**Work order**
Count the lines of the records below that hold the word "photos", and give only the number.

**Data under study**
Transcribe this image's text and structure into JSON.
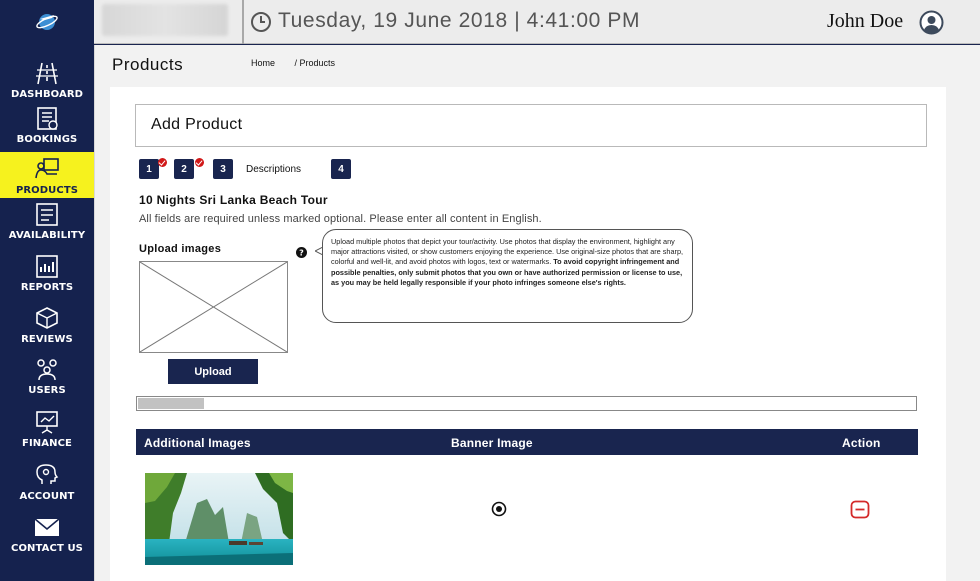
{
  "header": {
    "datetime": "Tuesday, 19 June 2018 | 4:41:00 PM",
    "username": "John Doe"
  },
  "sidebar": {
    "items": [
      {
        "label": "DASHBOARD",
        "icon": "dashboard-road-icon"
      },
      {
        "label": "BOOKINGS",
        "icon": "bookings-icon"
      },
      {
        "label": "PRODUCTS",
        "icon": "products-icon",
        "active": true
      },
      {
        "label": "AVAILABILITY",
        "icon": "availability-icon"
      },
      {
        "label": "REPORTS",
        "icon": "reports-icon"
      },
      {
        "label": "REVIEWS",
        "icon": "reviews-icon"
      },
      {
        "label": "USERS",
        "icon": "users-icon"
      },
      {
        "label": "FINANCE",
        "icon": "finance-icon"
      },
      {
        "label": "ACCOUNT",
        "icon": "account-icon"
      },
      {
        "label": "CONTACT US",
        "icon": "envelope-icon"
      }
    ]
  },
  "page": {
    "title": "Products",
    "breadcrumb": [
      "Home",
      "/ Products"
    ]
  },
  "form": {
    "heading": "Add Product",
    "steps": [
      {
        "number": "1",
        "completed": true
      },
      {
        "number": "2",
        "completed": true
      },
      {
        "number": "3",
        "label": "Descriptions"
      },
      {
        "number": "4"
      }
    ],
    "tour_title": "10 Nights Sri Lanka Beach Tour",
    "instructions": "All fields are required unless marked optional. Please enter all content in English.",
    "upload_label": "Upload images",
    "tooltip_text": "Upload multiple photos that depict your tour/activity. Use photos that display the environment, highlight any major attractions visited, or show customers enjoying the experience. Use original-size photos that are sharp, colorful and well-lit, and avoid photos with logos, text or watermarks.",
    "tooltip_bold": "To avoid copyright infringement and possible penalties, only submit photos that you own or have authorized permission or license to use, as you may be held legally responsible if your photo infringes someone else's rights.",
    "upload_button": "Upload",
    "upload_progress": 0.085
  },
  "images_table": {
    "headers": [
      "Additional Images",
      "Banner Image",
      "Action"
    ],
    "rows": [
      {
        "image": "tropical beach lagoon with boats",
        "banner_selected": true,
        "action": "remove"
      }
    ]
  },
  "colors": {
    "navy": "#19254f",
    "sidebar": "#15224e",
    "active_nav": "#f6f21e",
    "check_red": "#d11818",
    "remove_red": "#d42a2a"
  }
}
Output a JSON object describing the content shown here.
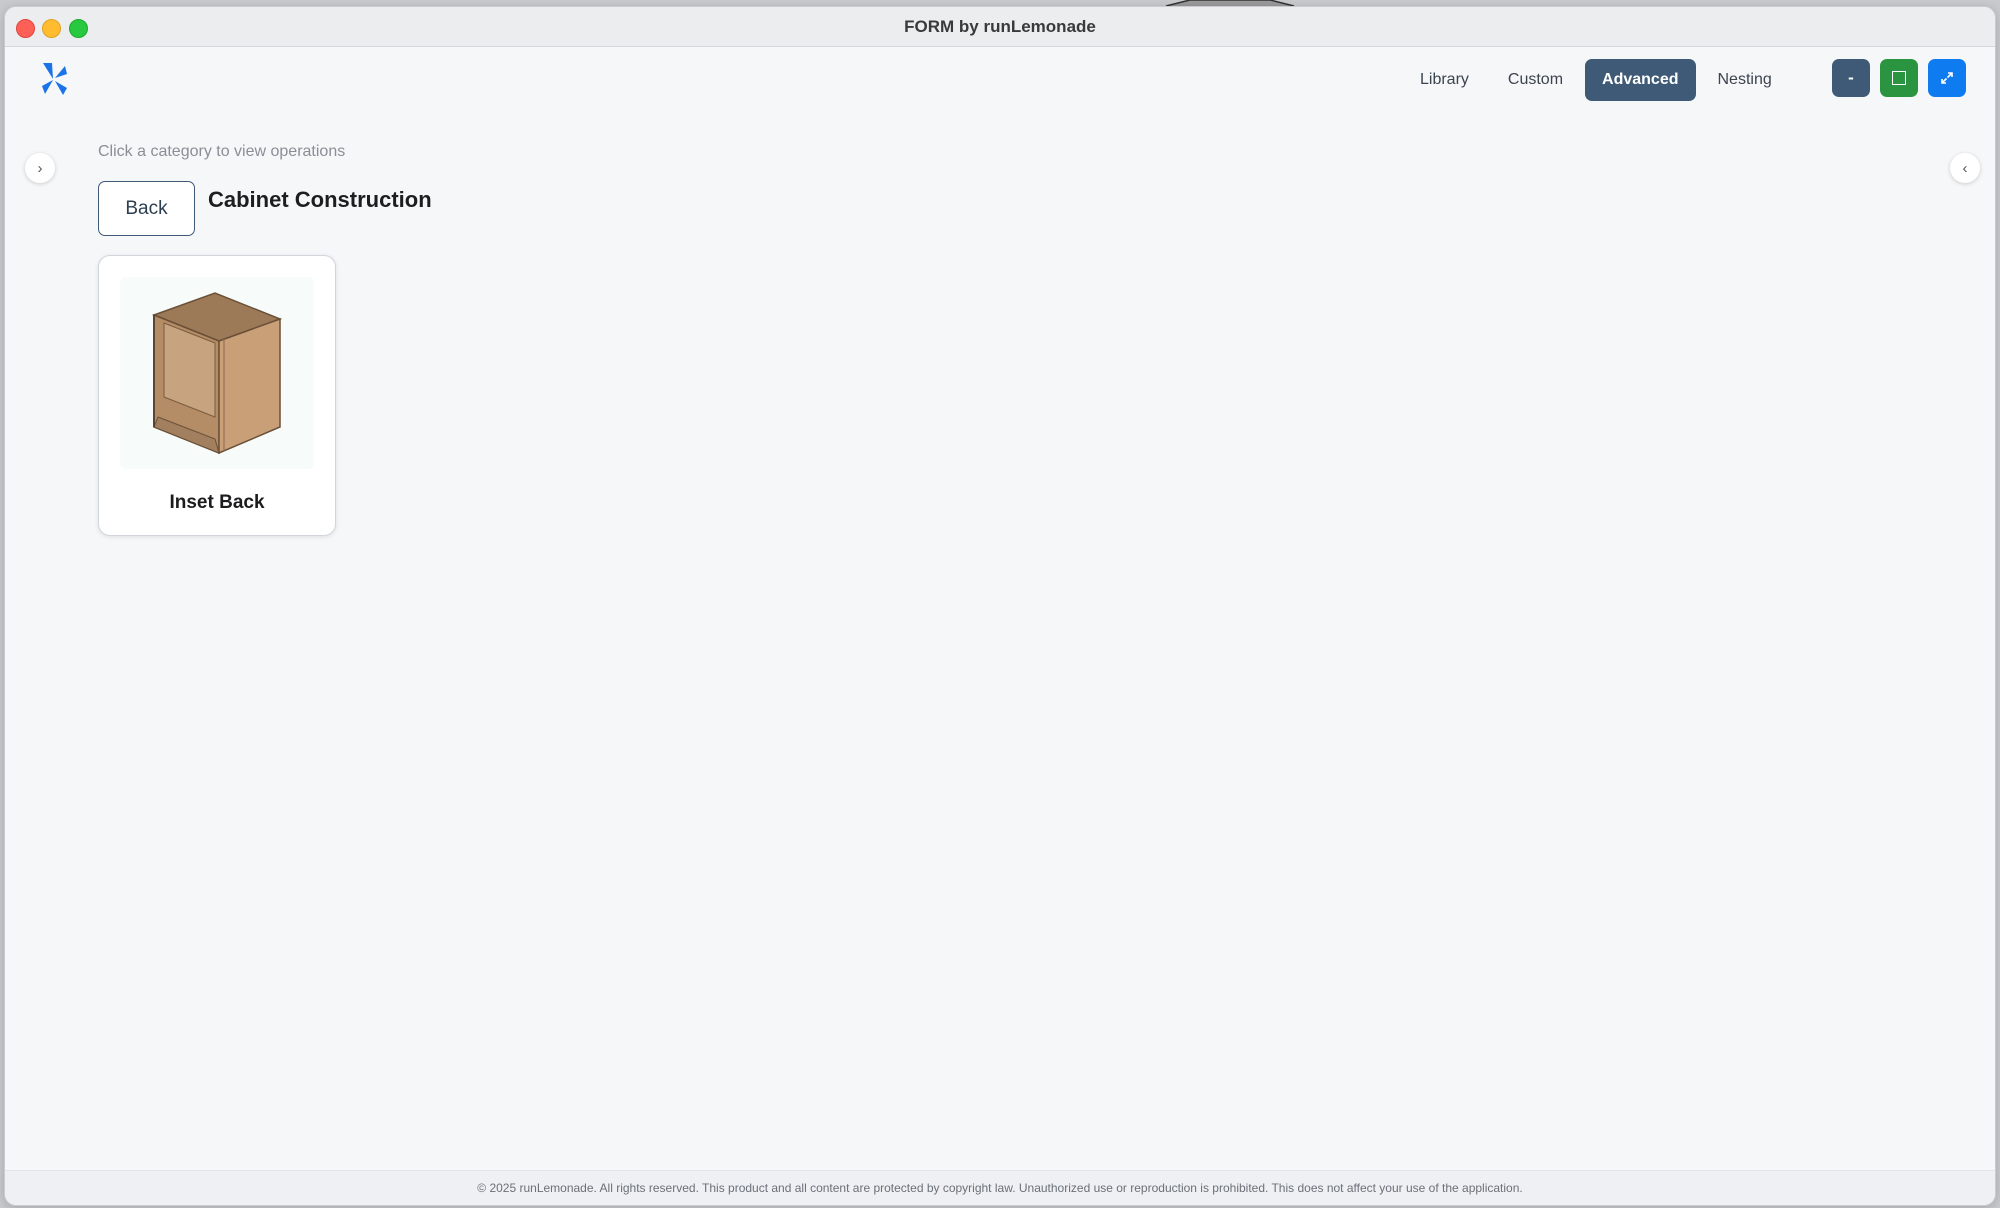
{
  "window": {
    "title": "FORM by runLemonade"
  },
  "nav": {
    "tabs": [
      {
        "label": "Library",
        "active": false
      },
      {
        "label": "Custom",
        "active": false
      },
      {
        "label": "Advanced",
        "active": true
      },
      {
        "label": "Nesting",
        "active": false
      }
    ]
  },
  "window_controls": {
    "minimize_label": "-",
    "square_icon": "square-icon",
    "expand_icon": "expand-icon"
  },
  "sidebar": {
    "left_toggle_glyph": "›",
    "right_toggle_glyph": "‹"
  },
  "main": {
    "hint": "Click a category to view operations",
    "back_label": "Back",
    "section_title": "Cabinet Construction",
    "cards": [
      {
        "label": "Inset Back",
        "icon": "cabinet-box-icon"
      }
    ]
  },
  "footer": {
    "text": "© 2025 runLemonade. All rights reserved. This product and all content are protected by copyright law. Unauthorized use or reproduction is prohibited. This does not affect your use of the application."
  },
  "colors": {
    "accent": "#3e5a76",
    "green": "#2a9440",
    "blue": "#0f7bf0",
    "logo": "#1a73e8"
  }
}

**Response to the exercise**
2